The fact is, from 2002 through 2005, with no Taliban sanctuary of note in Pakistan, we were fine with having our Afghanistan objective being denying the country as a sanctuary for al Qaeda. With but a single combat brigade, we achieved our objective just fine.

Only in 2006 and 2007 did the enemy really ramp up with cannon fodder recruited in Pakistan--and even then we smashed up the enemy efforts to storm into Afghanistan.

And since the success of the Iraq surge in 2007, al Qaeda has refocused on Afghanistan, which we can see with the increased use of IEDs based on al Qaeda technical advice.

The point is, it wasn't so much that we slighted Afghanistan in order to fight in Iraq (where al Qaeda chose to make their stand, I should add), but that we didn't need much to achieve our objectives in Afghanistan. Doing more from 2002 to 2005 would have meant going into Pakistan to find wherever bin Laden is hiding (or is buried).

Now, because we defeated al Qaeda in Iraq, we find our old enemy focusing on Afghanistan and Pakistan and we have followed them there. It is taking us longer than al Qaeda to shift focus because we had to nail down success in Iraq--where we faced enemies other than al Qaeda--before shifting troops and assets to Afghanistan.

Of course, as we shift forces to this new main effort, we still have to answer the questions what do we want to achieve; what do we want our troops to do to achieve this (along with non-military means, of course), and how many troops and civilian assets do we need to achieve that?

Iraq wasn't a distraction from fighting al Qaeda. Iraq was the main front for a while. And even now, as we make Afghanistan our main front again, al Qaeda isn't inside Afghanistan in significant strength. Unless you want to argue that Afghanistan distracts us from fighting in Pakistan, stop talking about meaningless distractions.

Such talk is a distraction from what we need to talk about.

UPDATE: Lowry doesn't understand how the president can say we are experiencing "mission creep" and fail to appreciate that we are pursuing a counter-insurgency strategy.

The president has it right, if you understand that he really isn't talking about finding the right "strategy." Yes, counterinsurgency is the military strategy we seek to carry out. But the mission creep is the issue of the objective toward which a COIN strategy seeks to advance us.

The question remains, what do we want Afghanistan to look like after a successful COIN strategy using however many troops we deem necessary to achieve the mission? Again, what is our objective?

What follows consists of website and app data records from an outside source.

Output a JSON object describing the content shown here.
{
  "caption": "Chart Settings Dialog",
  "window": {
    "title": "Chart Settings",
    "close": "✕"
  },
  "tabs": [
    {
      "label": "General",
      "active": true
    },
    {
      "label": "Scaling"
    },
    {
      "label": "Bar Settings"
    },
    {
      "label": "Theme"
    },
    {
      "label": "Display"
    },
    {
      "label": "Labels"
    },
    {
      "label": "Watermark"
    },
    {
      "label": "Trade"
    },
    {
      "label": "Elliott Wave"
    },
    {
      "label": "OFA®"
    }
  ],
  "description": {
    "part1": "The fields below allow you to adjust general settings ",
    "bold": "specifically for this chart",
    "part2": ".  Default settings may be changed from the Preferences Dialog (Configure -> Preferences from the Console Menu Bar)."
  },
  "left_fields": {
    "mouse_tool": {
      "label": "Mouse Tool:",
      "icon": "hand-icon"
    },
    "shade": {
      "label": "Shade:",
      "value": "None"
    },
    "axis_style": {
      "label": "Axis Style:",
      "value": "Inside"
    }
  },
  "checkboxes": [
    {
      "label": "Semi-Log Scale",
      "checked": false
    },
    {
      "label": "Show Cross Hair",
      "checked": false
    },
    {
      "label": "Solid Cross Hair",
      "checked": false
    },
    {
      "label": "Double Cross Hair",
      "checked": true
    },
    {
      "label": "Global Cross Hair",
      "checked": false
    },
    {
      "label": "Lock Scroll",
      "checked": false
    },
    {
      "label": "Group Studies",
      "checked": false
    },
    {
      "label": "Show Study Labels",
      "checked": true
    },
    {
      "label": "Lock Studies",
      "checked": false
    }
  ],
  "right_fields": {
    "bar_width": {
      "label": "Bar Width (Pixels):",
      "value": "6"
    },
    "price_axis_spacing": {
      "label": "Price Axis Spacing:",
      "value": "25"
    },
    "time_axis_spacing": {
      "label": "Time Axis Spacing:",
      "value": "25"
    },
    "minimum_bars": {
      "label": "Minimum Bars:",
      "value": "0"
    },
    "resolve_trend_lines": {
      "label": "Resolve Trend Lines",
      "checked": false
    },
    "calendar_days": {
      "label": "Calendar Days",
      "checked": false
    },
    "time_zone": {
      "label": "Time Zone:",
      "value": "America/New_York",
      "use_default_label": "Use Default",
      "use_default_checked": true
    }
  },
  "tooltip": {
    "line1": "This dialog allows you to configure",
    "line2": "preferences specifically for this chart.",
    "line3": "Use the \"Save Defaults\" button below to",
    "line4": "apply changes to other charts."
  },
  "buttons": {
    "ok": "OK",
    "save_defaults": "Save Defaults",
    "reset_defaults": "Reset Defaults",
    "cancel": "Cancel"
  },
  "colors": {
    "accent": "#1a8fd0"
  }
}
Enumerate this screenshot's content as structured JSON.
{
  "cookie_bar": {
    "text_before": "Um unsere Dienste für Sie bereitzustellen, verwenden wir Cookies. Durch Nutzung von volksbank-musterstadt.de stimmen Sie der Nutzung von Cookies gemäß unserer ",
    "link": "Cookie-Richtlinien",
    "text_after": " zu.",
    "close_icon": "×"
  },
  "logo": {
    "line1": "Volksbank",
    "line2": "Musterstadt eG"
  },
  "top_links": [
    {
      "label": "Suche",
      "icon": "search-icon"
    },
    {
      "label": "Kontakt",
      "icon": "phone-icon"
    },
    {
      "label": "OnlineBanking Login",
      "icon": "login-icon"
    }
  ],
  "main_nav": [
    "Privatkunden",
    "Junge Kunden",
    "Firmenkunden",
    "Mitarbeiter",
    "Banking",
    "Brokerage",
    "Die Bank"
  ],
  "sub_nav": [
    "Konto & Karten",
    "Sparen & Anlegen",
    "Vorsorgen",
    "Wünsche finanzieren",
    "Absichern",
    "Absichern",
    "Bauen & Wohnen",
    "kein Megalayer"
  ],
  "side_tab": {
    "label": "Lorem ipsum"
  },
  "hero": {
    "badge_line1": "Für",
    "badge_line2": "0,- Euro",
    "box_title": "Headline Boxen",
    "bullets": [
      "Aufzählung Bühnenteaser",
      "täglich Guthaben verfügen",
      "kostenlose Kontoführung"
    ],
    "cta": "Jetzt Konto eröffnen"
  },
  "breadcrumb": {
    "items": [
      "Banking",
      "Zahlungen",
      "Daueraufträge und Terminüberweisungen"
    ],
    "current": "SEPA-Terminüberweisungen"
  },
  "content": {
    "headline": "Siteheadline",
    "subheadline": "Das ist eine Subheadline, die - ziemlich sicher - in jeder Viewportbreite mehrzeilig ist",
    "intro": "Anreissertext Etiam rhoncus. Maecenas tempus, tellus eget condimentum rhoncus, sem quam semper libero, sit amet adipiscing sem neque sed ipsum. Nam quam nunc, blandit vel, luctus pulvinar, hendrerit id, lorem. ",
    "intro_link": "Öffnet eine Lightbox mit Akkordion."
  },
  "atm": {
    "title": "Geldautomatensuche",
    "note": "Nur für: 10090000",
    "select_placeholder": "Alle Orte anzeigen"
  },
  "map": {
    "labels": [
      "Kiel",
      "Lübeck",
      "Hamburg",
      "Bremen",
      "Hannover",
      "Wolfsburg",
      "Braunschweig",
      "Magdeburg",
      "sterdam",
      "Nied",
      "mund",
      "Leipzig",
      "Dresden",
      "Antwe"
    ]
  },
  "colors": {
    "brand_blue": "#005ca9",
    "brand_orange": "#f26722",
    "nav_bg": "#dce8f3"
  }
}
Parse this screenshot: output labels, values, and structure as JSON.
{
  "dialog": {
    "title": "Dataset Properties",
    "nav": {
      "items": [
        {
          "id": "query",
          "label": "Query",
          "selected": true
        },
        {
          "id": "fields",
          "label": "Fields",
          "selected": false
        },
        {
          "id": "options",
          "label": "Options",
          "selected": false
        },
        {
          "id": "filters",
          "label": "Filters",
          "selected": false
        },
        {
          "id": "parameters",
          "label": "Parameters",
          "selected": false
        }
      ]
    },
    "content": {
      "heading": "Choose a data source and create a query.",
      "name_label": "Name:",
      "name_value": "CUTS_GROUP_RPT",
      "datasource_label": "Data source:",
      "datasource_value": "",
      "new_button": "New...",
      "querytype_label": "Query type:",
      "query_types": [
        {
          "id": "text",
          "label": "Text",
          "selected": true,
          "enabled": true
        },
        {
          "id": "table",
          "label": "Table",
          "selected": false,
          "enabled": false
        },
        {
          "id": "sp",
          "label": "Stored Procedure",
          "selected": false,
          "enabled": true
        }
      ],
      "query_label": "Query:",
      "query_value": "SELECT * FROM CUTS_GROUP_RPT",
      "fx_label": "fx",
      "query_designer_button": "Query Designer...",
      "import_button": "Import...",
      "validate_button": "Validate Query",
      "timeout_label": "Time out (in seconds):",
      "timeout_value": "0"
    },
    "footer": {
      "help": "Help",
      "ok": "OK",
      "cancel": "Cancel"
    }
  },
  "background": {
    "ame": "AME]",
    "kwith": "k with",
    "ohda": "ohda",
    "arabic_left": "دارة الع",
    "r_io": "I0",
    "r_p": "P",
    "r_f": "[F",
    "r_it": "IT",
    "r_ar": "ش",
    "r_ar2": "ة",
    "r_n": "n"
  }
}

There are many things it could be in between withdrawal or striking from a distance at one end and seeking to create a centalized modern state run out of Kabul at the other. I personally want, based on the history of the place, to stabilize Afghanistan based on provincial and local governing structures with only a nominal national government performing limited functions. This will create institutions strong enough (with some support from us) to keep terrorists from carving out a sanctuary in which they can prepare to strike us at home as they did on 9/11.

Funny enough, the president implicitly recognizes by his "mission creep" comment that we have not actually been distracted by Iraq from winning in Afghanistan--we're apparently on the verge of trying to achieve much more than our limited goals of 2002-2007.

And remember, too, that no matter how successful we are in achieving our objective in Afghanistan, if Pakistan fails to control their side of the border, our success in Afghanistan will remain incomplete.